● What you have to do
Copy out each line of the listing below where the string "size" appears.

Start of Input records

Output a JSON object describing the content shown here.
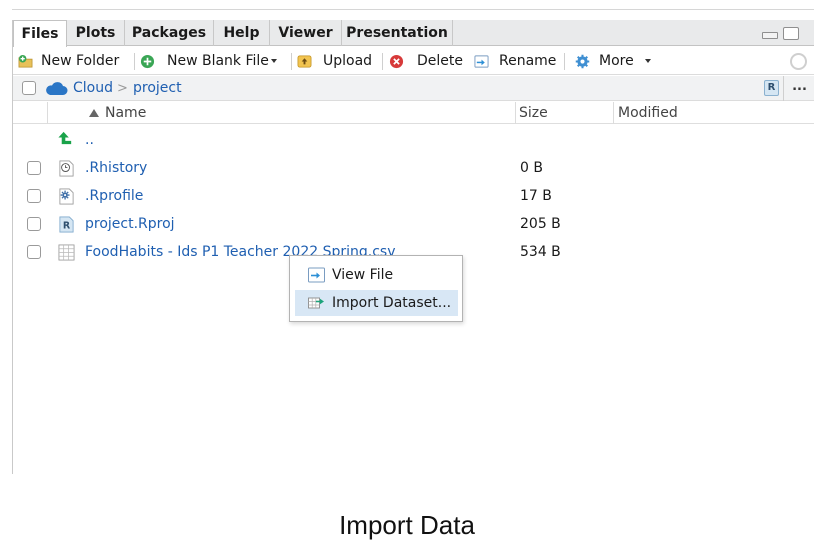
{
  "tabs": [
    {
      "label": "Files",
      "active": true
    },
    {
      "label": "Plots",
      "active": false
    },
    {
      "label": "Packages",
      "active": false
    },
    {
      "label": "Help",
      "active": false
    },
    {
      "label": "Viewer",
      "active": false
    },
    {
      "label": "Presentation",
      "active": false
    }
  ],
  "toolbar": {
    "new_folder": "New Folder",
    "new_blank_file": "New Blank File",
    "upload": "Upload",
    "delete": "Delete",
    "rename": "Rename",
    "more": "More",
    "overflow": "..."
  },
  "breadcrumb": {
    "root": "Cloud",
    "separator": ">",
    "current": "project"
  },
  "columns": {
    "name": "Name",
    "size": "Size",
    "modified": "Modified"
  },
  "files": {
    "parent": {
      "name": ".."
    },
    "items": [
      {
        "name": ".Rhistory",
        "size": "0 B",
        "icon": "history-file-icon"
      },
      {
        "name": ".Rprofile",
        "size": "17 B",
        "icon": "gear-file-icon"
      },
      {
        "name": "project.Rproj",
        "size": "205 B",
        "icon": "rproj-file-icon"
      },
      {
        "name": "FoodHabits - Ids P1 Teacher 2022 Spring.csv",
        "size": "534 B",
        "icon": "spreadsheet-file-icon"
      }
    ]
  },
  "context_menu": {
    "items": [
      {
        "label": "View File",
        "icon": "view-file-icon",
        "highlighted": false
      },
      {
        "label": "Import Dataset...",
        "icon": "import-dataset-icon",
        "highlighted": true
      }
    ]
  },
  "caption": "Import Data",
  "colors": {
    "link": "#1f5fb1",
    "highlight": "#d8e7f5",
    "up_arrow": "#1aa34a"
  }
}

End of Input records

● Answer to the problem
    "size": "Size",
        "size": "0 B",
        "size": "17 B",
        "size": "205 B",
        "size": "534 B",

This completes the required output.